ETF Trends CEO Tom Lydon discussed the VictoryShares Nasdaq Next 50 ETF (QQQN) on this week’s “ETF of the Week” podcast with Chuck Jaffe on the MoneyLife Show.
The investment seeks to provide investment results that track the performance of the Nasdaq Q-50 Index before fees and expenses. The fund aims to achieve its investment objective by investing at least 80% of its assets in securities in the index. The index comprises the 50 largest non-financial domestic and international companies listed on The Nasdaq Stock Market based on market capitalization after excluding the companies included in the Nasdaq-100 Index.
QQQN is ETF to ride the next wave of Nasdaq innovators. The fund covers the 50 largest non-financial stocks trading on the Nasdaq exchange after excluding the components of the Nasdaq-100. The stocks that are next up to bat after the Nasdaq-100.
Why Nasdaq covers the next 50? It provides a cost-effective opportunity to invest in the next generation of innovators. There’s also the offer of pushing diversification into forward-thinking, disruptive companies beyond the established, mega-cap, and large-cap leaders in the Nasdaq-100 Index.
It also deploys the proven methodology behind the time-tested Nasdaq-100 Index, emphasizing innovation, and growth. Additionally, QQQN hopes to provide access to an index of disruptive and innovative companies, helping to capture their potential early, well before they may grow to be tomorrow’s mega-cap leaders.
This isn’t some new, flavor-of-the-month gimmick. The Nasdaq Q-50 Index has been live and proven for more than ten years. Its methodology aligns with the innovation and growth focus behind the time-tested Nasdaq-100 Index but emphasizing forward-thinking companies on the vanguard of market leadership and technological advancement.
For the period from April 30, 2009, to April 30, 2020, the Nasdaq Q-50 outperformed the S&P 500 by 232.64% on a price return basis and its mid-cap cousin, the MID, by 272.93%. While the Nasdaq Q-50’s price performance trailed the Nasdaq-100 over this period by 79.19%, the key benefit of the Nasdaq Q-50 is diversification into additional disruptive companies beyond the established, mega-cap and large-cap leaders in the Nasdaq-100.
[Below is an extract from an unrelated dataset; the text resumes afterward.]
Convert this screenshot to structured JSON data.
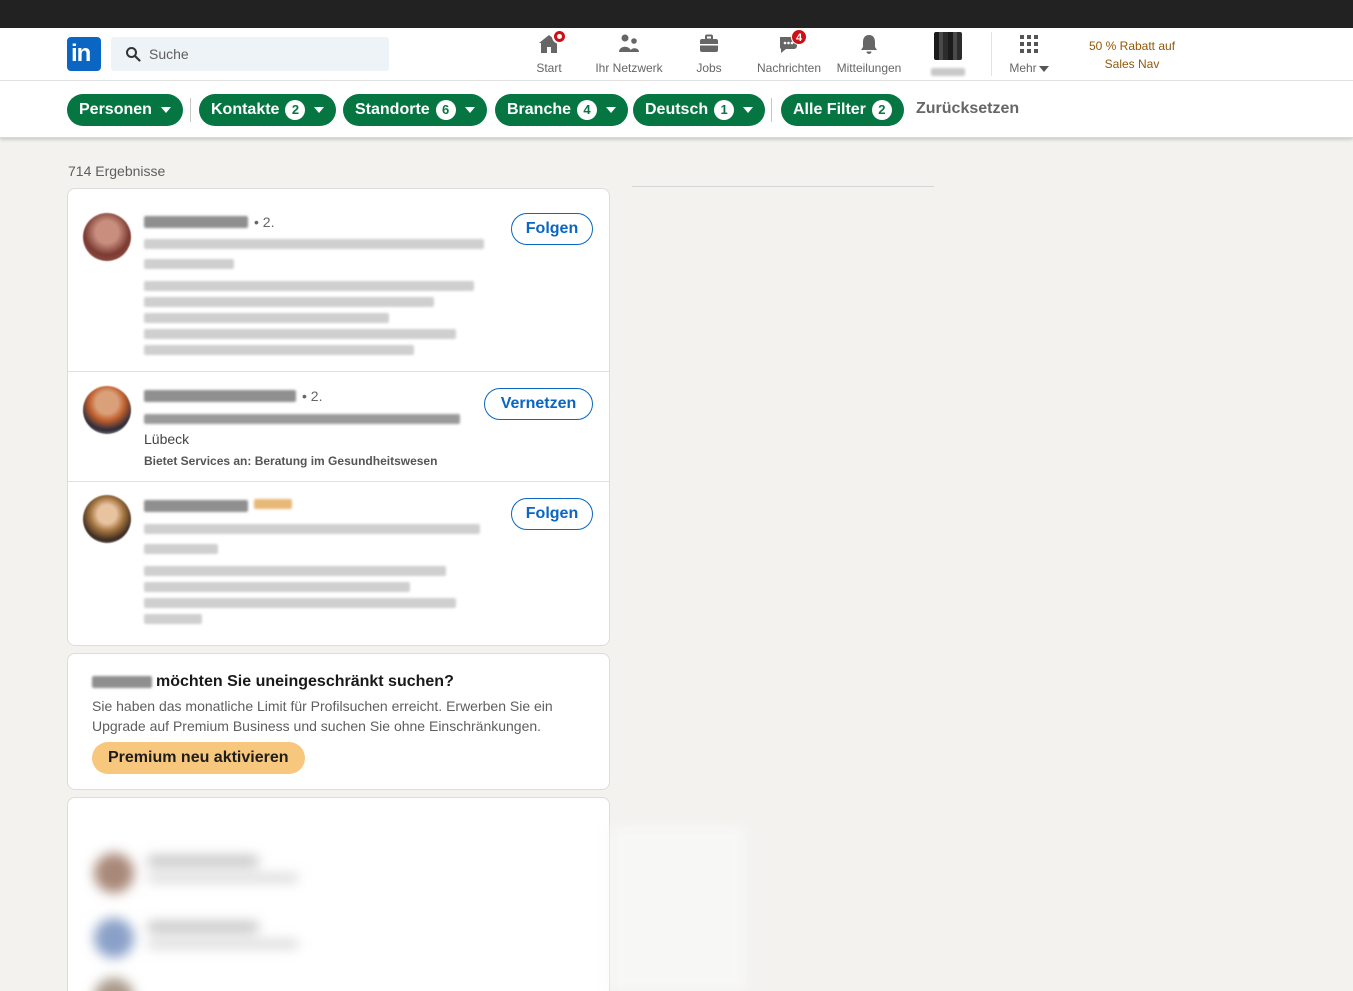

Through the first four months of 2020, the Nasdaq Q-50 outperformed both the S&P Midcap 400 and the S&P 500 indexes, a similar trend of outperformance going back to the Index’s start date in 2007. Through April 30, 2020, the Nasdaq Q-50 was down -4.81%, compared to -20.20% for the S&P Midcap 400, a relative outperformance of 25.01%, and -9.85% for the S&P 500, a relative outperformance of -5.04%.
Listen to the full podcast episode on the QQQN ETF:
For more podcast episodes featuring Tom Lydon, visit our podcasts category.